## Required action
Skip the pictures and copy all the data that follows exactly.

## Input material
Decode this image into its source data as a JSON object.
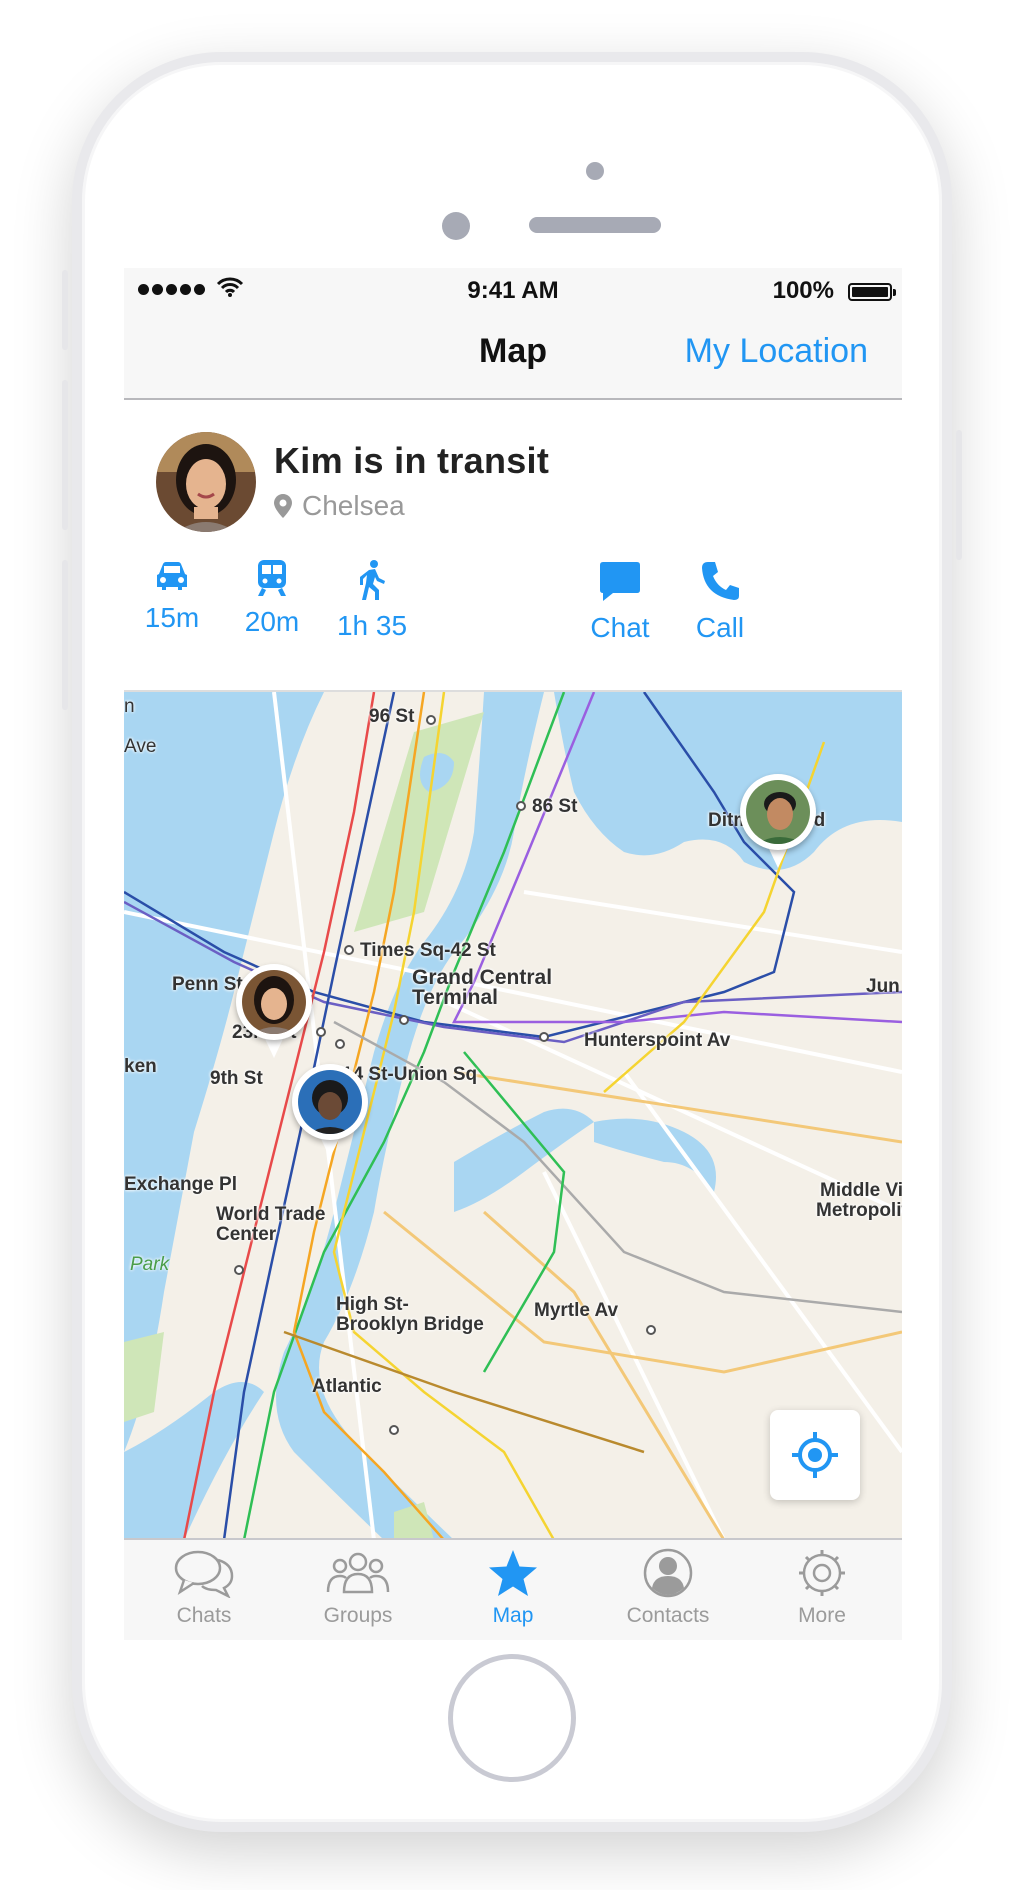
{
  "status_bar": {
    "time": "9:41 AM",
    "battery": "100%",
    "battery_level": 1.0
  },
  "nav": {
    "title": "Map",
    "action_label": "My Location"
  },
  "contact": {
    "name_status": "Kim is in transit",
    "location": "Chelsea",
    "actions": [
      {
        "icon": "car-icon",
        "label": "15m"
      },
      {
        "icon": "train-icon",
        "label": "20m"
      },
      {
        "icon": "walk-icon",
        "label": "1h 35"
      },
      {
        "icon": "chat-icon",
        "label": "Chat"
      },
      {
        "icon": "phone-icon",
        "label": "Call"
      }
    ]
  },
  "map": {
    "labels": {
      "l96": "96 St",
      "l86": "86 St",
      "ditmars": "Ditmars Blvd",
      "times": "Times Sq-42 St",
      "grand_central": "Grand Central Terminal",
      "grand": "Grand Central",
      "terminal": "Terminal",
      "penn": "Penn Station",
      "s23": "23rd St",
      "hunterspoint": "Hunterspoint Av",
      "union": "14 St-Union Sq",
      "s9": "9th St",
      "ken": "ken",
      "exchange": "Exchange Pl",
      "wtc1": "World Trade",
      "wtc2": "Center",
      "park": "Park",
      "highst1": "High St-",
      "highst2": "Brooklyn Bridge",
      "myrtle": "Myrtle Av",
      "atlantic": "Atlantic",
      "middle1": "Middle Village",
      "middle2": "Metropolitan",
      "jun": "Jun",
      "ave": "Ave",
      "n": "n"
    },
    "colors": {
      "water": "#a9d6f2",
      "land": "#f4f0e8",
      "park": "#cfe6b8"
    },
    "pins": [
      "person-pin-kim",
      "person-pin-woman",
      "person-pin-man"
    ]
  },
  "tabs": [
    {
      "icon": "chats-icon",
      "label": "Chats",
      "active": false
    },
    {
      "icon": "groups-icon",
      "label": "Groups",
      "active": false
    },
    {
      "icon": "star-icon",
      "label": "Map",
      "active": true
    },
    {
      "icon": "contacts-icon",
      "label": "Contacts",
      "active": false
    },
    {
      "icon": "gear-icon",
      "label": "More",
      "active": false
    }
  ],
  "accent_color": "#2196f3"
}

## Output
Decode this image into its source data as a JSON object.
{
  "status_bar": {
    "time": "9:41 AM",
    "battery": "100%",
    "battery_level": 1.0
  },
  "nav": {
    "title": "Map",
    "action_label": "My Location"
  },
  "contact": {
    "name_status": "Kim is in transit",
    "location": "Chelsea",
    "actions": [
      {
        "icon": "car-icon",
        "label": "15m"
      },
      {
        "icon": "train-icon",
        "label": "20m"
      },
      {
        "icon": "walk-icon",
        "label": "1h 35"
      },
      {
        "icon": "chat-icon",
        "label": "Chat"
      },
      {
        "icon": "phone-icon",
        "label": "Call"
      }
    ]
  },
  "map": {
    "labels": {
      "l96": "96 St",
      "l86": "86 St",
      "ditmars": "Ditmars Blvd",
      "times": "Times Sq-42 St",
      "grand_central": "Grand Central Terminal",
      "grand": "Grand Central",
      "terminal": "Terminal",
      "penn": "Penn Station",
      "s23": "23rd St",
      "hunterspoint": "Hunterspoint Av",
      "union": "14 St-Union Sq",
      "s9": "9th St",
      "ken": "ken",
      "exchange": "Exchange Pl",
      "wtc1": "World Trade",
      "wtc2": "Center",
      "park": "Park",
      "highst1": "High St-",
      "highst2": "Brooklyn Bridge",
      "myrtle": "Myrtle Av",
      "atlantic": "Atlantic",
      "middle1": "Middle Village",
      "middle2": "Metropolitan",
      "jun": "Jun",
      "ave": "Ave",
      "n": "n"
    },
    "colors": {
      "water": "#a9d6f2",
      "land": "#f4f0e8",
      "park": "#cfe6b8"
    },
    "pins": [
      "person-pin-kim",
      "person-pin-woman",
      "person-pin-man"
    ]
  },
  "tabs": [
    {
      "icon": "chats-icon",
      "label": "Chats",
      "active": false
    },
    {
      "icon": "groups-icon",
      "label": "Groups",
      "active": false
    },
    {
      "icon": "star-icon",
      "label": "Map",
      "active": true
    },
    {
      "icon": "contacts-icon",
      "label": "Contacts",
      "active": false
    },
    {
      "icon": "gear-icon",
      "label": "More",
      "active": false
    }
  ],
  "accent_color": "#2196f3"
}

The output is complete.